#### About this exercise:
In full and without error, repeat the entries below.

╔══

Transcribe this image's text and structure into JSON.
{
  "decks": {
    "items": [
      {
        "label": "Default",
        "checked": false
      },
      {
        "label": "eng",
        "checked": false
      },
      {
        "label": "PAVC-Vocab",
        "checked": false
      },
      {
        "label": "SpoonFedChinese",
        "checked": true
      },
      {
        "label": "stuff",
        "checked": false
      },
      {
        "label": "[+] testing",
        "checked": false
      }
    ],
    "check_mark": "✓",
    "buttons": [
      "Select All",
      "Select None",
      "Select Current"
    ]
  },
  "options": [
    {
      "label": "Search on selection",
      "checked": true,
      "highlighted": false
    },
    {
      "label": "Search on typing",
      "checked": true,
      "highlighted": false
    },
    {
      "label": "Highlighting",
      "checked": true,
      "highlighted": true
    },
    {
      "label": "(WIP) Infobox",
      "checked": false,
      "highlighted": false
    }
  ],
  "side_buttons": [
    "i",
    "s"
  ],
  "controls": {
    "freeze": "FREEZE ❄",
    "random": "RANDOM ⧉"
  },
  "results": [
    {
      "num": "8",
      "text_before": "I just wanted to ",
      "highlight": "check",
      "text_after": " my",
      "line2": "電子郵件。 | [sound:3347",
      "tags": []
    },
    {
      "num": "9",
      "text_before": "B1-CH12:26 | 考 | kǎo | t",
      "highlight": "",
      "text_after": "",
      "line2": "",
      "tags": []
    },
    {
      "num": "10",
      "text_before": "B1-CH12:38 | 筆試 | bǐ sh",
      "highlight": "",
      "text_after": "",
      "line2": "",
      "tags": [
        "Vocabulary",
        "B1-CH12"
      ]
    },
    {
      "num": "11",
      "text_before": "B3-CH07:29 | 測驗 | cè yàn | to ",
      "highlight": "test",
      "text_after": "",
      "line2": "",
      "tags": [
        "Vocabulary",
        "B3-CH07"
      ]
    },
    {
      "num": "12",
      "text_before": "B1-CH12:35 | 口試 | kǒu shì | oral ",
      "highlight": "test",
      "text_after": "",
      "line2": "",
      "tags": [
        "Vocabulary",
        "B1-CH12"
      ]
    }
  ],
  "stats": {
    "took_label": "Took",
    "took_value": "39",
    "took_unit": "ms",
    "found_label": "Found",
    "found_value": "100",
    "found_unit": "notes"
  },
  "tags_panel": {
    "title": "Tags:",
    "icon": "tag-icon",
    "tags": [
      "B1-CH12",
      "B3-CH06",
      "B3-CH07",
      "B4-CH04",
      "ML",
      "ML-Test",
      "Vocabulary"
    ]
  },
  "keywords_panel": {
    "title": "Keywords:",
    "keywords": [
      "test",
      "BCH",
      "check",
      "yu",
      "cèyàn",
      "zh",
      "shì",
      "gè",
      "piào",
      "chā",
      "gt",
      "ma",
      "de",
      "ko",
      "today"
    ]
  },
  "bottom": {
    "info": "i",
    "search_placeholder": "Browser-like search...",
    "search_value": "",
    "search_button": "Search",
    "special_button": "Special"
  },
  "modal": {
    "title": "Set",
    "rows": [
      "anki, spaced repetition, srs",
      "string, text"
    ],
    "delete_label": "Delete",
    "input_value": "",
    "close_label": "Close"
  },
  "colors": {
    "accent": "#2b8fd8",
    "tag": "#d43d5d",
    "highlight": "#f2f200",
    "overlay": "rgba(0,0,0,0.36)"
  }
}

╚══

#### Completed exercise:
Transcribe this image's text and structure into JSON.
{
  "decks": {
    "items": [
      {
        "label": "Default",
        "checked": false
      },
      {
        "label": "eng",
        "checked": false
      },
      {
        "label": "PAVC-Vocab",
        "checked": false
      },
      {
        "label": "SpoonFedChinese",
        "checked": true
      },
      {
        "label": "stuff",
        "checked": false
      },
      {
        "label": "[+] testing",
        "checked": false
      }
    ],
    "check_mark": "✓",
    "buttons": [
      "Select All",
      "Select None",
      "Select Current"
    ]
  },
  "options": [
    {
      "label": "Search on selection",
      "checked": true,
      "highlighted": false
    },
    {
      "label": "Search on typing",
      "checked": true,
      "highlighted": false
    },
    {
      "label": "Highlighting",
      "checked": true,
      "highlighted": true
    },
    {
      "label": "(WIP) Infobox",
      "checked": false,
      "highlighted": false
    }
  ],
  "side_buttons": [
    "i",
    "s"
  ],
  "controls": {
    "freeze": "FREEZE ❄",
    "random": "RANDOM ⧉"
  },
  "results": [
    {
      "num": "8",
      "text_before": "I just wanted to ",
      "highlight": "check",
      "text_after": " my",
      "line2": "電子郵件。 | [sound:3347",
      "tags": []
    },
    {
      "num": "9",
      "text_before": "B1-CH12:26 | 考 | kǎo | t",
      "highlight": "",
      "text_after": "",
      "line2": "",
      "tags": []
    },
    {
      "num": "10",
      "text_before": "B1-CH12:38 | 筆試 | bǐ sh",
      "highlight": "",
      "text_after": "",
      "line2": "",
      "tags": [
        "Vocabulary",
        "B1-CH12"
      ]
    },
    {
      "num": "11",
      "text_before": "B3-CH07:29 | 測驗 | cè yàn | to ",
      "highlight": "test",
      "text_after": "",
      "line2": "",
      "tags": [
        "Vocabulary",
        "B3-CH07"
      ]
    },
    {
      "num": "12",
      "text_before": "B1-CH12:35 | 口試 | kǒu shì | oral ",
      "highlight": "test",
      "text_after": "",
      "line2": "",
      "tags": [
        "Vocabulary",
        "B1-CH12"
      ]
    }
  ],
  "stats": {
    "took_label": "Took",
    "took_value": "39",
    "took_unit": "ms",
    "found_label": "Found",
    "found_value": "100",
    "found_unit": "notes"
  },
  "tags_panel": {
    "title": "Tags:",
    "icon": "tag-icon",
    "tags": [
      "B1-CH12",
      "B3-CH06",
      "B3-CH07",
      "B4-CH04",
      "ML",
      "ML-Test",
      "Vocabulary"
    ]
  },
  "keywords_panel": {
    "title": "Keywords:",
    "keywords": [
      "test",
      "BCH",
      "check",
      "yu",
      "cèyàn",
      "zh",
      "shì",
      "gè",
      "piào",
      "chā",
      "gt",
      "ma",
      "de",
      "ko",
      "today"
    ]
  },
  "bottom": {
    "info": "i",
    "search_placeholder": "Browser-like search...",
    "search_value": "",
    "search_button": "Search",
    "special_button": "Special"
  },
  "modal": {
    "title": "Set",
    "rows": [
      "anki, spaced repetition, srs",
      "string, text"
    ],
    "delete_label": "Delete",
    "input_value": "",
    "close_label": "Close"
  },
  "colors": {
    "accent": "#2b8fd8",
    "tag": "#d43d5d",
    "highlight": "#f2f200",
    "overlay": "rgba(0,0,0,0.36)"
  }
}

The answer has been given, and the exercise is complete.